• _Exercise description_
Go through the entries, filter for the word "text", and copy every line that has it.

• _Data for the task_
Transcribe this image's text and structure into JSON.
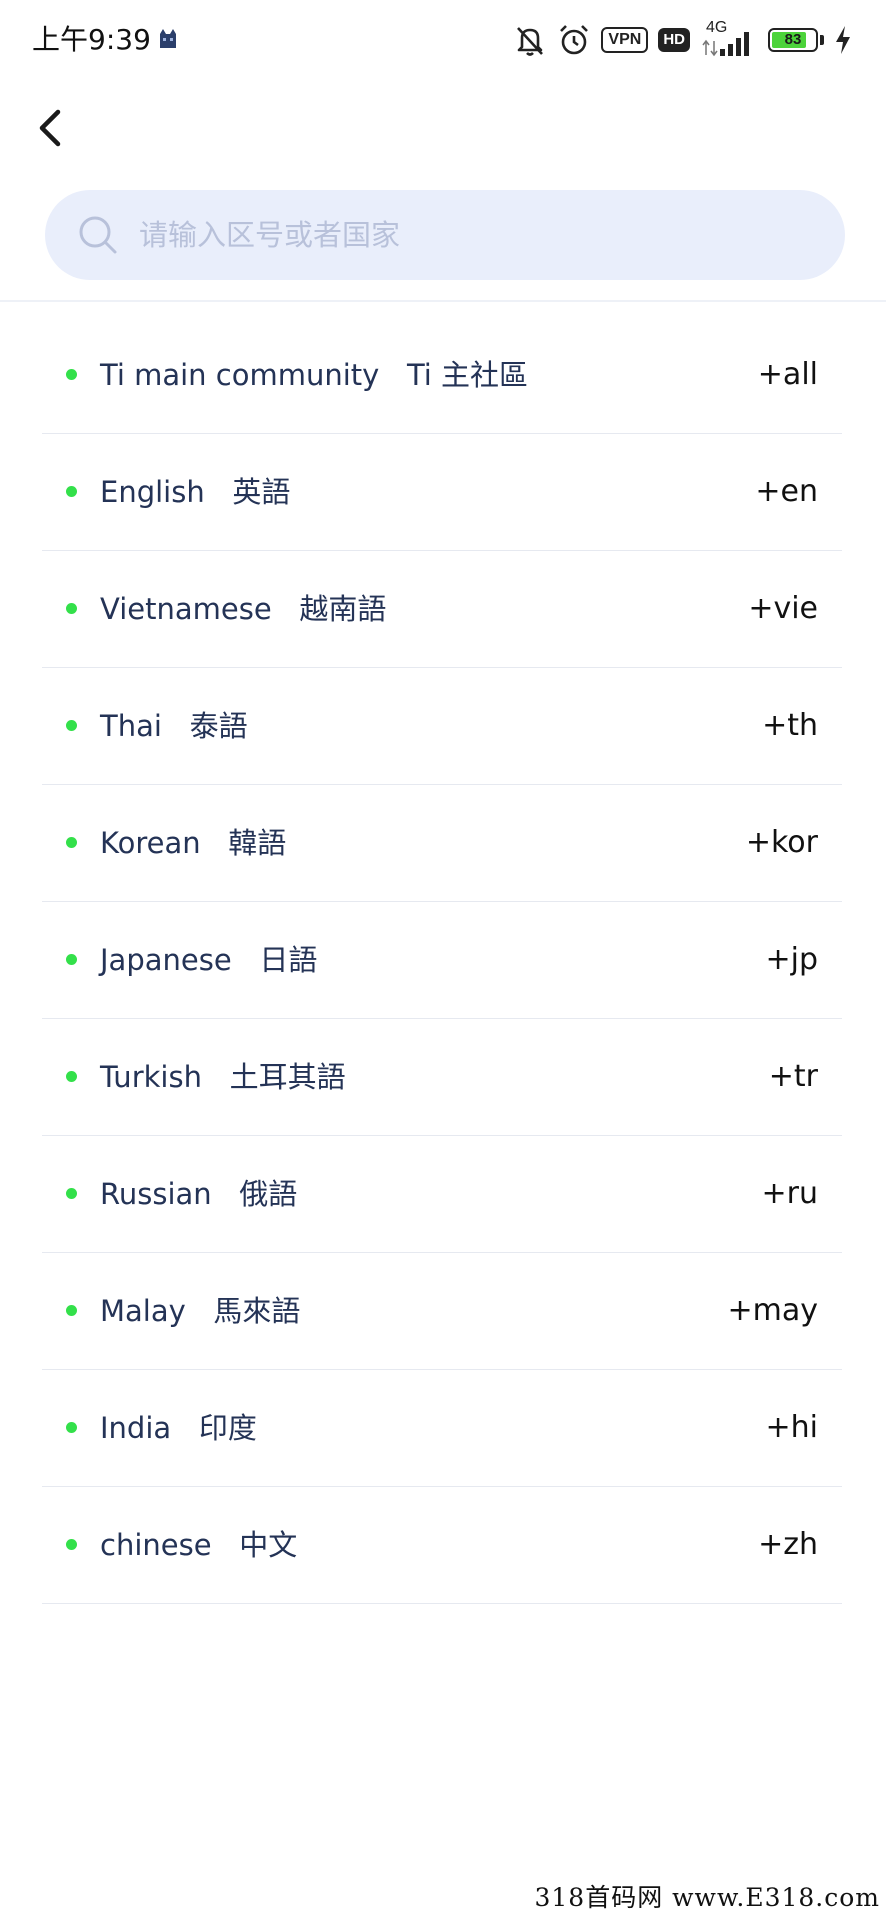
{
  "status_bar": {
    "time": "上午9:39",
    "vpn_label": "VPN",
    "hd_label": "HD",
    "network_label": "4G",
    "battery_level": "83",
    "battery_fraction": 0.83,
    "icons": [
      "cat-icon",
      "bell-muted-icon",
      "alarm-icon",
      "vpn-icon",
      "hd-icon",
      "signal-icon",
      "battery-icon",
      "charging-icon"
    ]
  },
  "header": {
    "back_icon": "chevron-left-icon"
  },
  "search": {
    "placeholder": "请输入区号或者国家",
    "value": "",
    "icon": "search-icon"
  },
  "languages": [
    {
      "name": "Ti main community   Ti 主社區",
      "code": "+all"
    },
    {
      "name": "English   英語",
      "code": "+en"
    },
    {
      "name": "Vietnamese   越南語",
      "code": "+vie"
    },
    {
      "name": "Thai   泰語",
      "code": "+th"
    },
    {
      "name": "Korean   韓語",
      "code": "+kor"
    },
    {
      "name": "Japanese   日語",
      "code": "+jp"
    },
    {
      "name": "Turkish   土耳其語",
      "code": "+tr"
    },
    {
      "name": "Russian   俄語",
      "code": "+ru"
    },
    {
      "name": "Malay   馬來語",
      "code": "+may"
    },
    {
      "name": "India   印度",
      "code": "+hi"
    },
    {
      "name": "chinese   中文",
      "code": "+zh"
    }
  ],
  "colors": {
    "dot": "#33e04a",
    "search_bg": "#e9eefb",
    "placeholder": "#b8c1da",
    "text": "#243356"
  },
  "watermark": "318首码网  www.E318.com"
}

• _Result_
Transcribe this image's text and structure into JSON.
    "text": "#243356"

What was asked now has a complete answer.